- March 15, 2009: AIG, under pressure from regulators, releases a statement that discloses the names of its counterparties, which includes banks such as Goldman Sachs and Deutsche Bank AG. The counterparties received about $50 billion in forfeited collateral postings and Maiden Lane III payments since the Sept. 16, 2008, rescue, the statement says. The statement lists a sum of payments to each bank. It doesn’t identify the securities tied to the swaps or list the value of individual purchases by the banks.
- March 18, 2009: AIG Chairman and Chief Executive Officer Edward Liddy testifies before House Financial Services Subcommittee on Capital Markets, Insurance, and Government Sponsored Enterprises.
- March 24, 2009: Federal Reserve Chairman Ben S. Bernanke and New York Fed President William C. Dudley testify before House Committee on Financial Services.
- May 7, 2009: AIG reports first quarter 2009 earnings. (Risk Management Monitor coverage)
- May 21, 2009: Edward Liddy leaves AIG after eight grueling months acting as chairman and CEO with no pay. (Risk Management monitor coverage)

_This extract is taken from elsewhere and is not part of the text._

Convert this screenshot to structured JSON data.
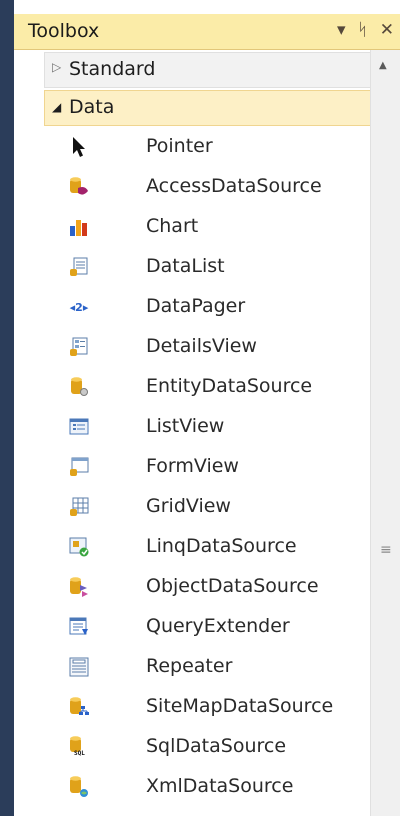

- December 13, 2009: Eli Lehrer writes an editorial entitled “Kill AIG Now.” (Read Risk Management Monitor’s reaction to the piece, plus an in-depth comment from Lehrer himself)
- Jan. 7, 2010: Bloomberg reports that e-mails obtained by Representative Darrell Issa show the New York Fed pressed AIG to withhold details from the public about the insurer’s payments to banks.
- March 1, 2010: AIG agrees to sell its subsidiary American International Assurance Company Ltd. (AIA) to Prudential Financial, Inc. for approximately $35.5 billion.
- March 8, 2010: AIG agrees to sell its subsidiary American Life Insurance Company (ALICO) to MetLife, Inc. for approximately $15.5 billion.
- June 10, 2010: A Congressional watchdog criticized nearly every move the Fed has made during the AIG fiasco. “The government’s actions in rescuing AIG continue to have a poisonous effect on the marketplace,” said the congressional oversight panel led by Harvard University law professor Elizabeth Warren.
- June 17, 2010: The SEC ends its probe of AIG and its executives.
No charges were ever filed against AIG or its executives, and since the Justice Department’s probe ended and May and the SEC’s probe ended today, no charges will likely ever be filed.
Reprinted with permission from the Risk Management Monitor. Copyright 2010 Risk and Insurance Management Society, Inc. All rights reserved.